It is doubtful that a current can be perceived, in which case it would probably be treated as a lake. By the way, of course, all wetlands are subject to the federal Clean Water Act and other legislation that limits what can be done. This level of federal control likely explains the lack of cases where land is disputed in swamps that can no longer be easily drained and filled. Erosion in a coastal area, to the extent that it retreats the flood zone (for example, after a hurricane), it can be said that it retreats the property line. Of course, the state can tolerate efforts to restore destroyed beaches and move the flood zone further. Avulsion in a coastal area, of course, simply destroys property and moves the border, since there is no opposite shore to be gained. The right to extract soil, sand, gravel, minerals and other valuables from the bed of a river, stream or lake belongs to the owner of the bed. Therefore, in the case of a non-navigable watercourse or navigable river granted before 1963, ownership is shared between the two neighbouring landowners. Rockefeller v First Nat`l Bank of Brusnwick, 213 Ga. 493, 100 S.E.2d 279 (1957). The gradual accumulation of sand between an island and the mainland to the point where it is connected to the mainland would transfer ownership of that island to the adjacent landowner.

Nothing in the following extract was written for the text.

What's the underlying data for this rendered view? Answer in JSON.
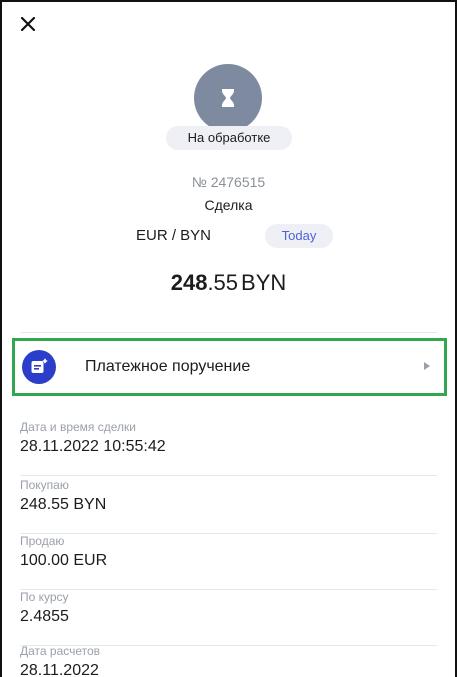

To the extent that accretion changes the thread of a current to bypass the other side of an island, the ownership would change. This website may contain links to third party websites. Access to other websites linked to this website is at your own risk and Riverbed is not responsible for the accuracy, availability or reliability of any information, property, data, opinions, advice or statements made available on such websites. Accordingly, Riverbed shall not be liable for any damage or loss caused or alleged to be caused by or in connection with the use of or reliance on such third party website. Riverbed provides these links only as a convenience, and the inclusion of such links does not imply endorsement or recommendation. We generally think that the waterline of a river in normal or lean season is also its edge. This is not true because the waterline is not a static line in time or space.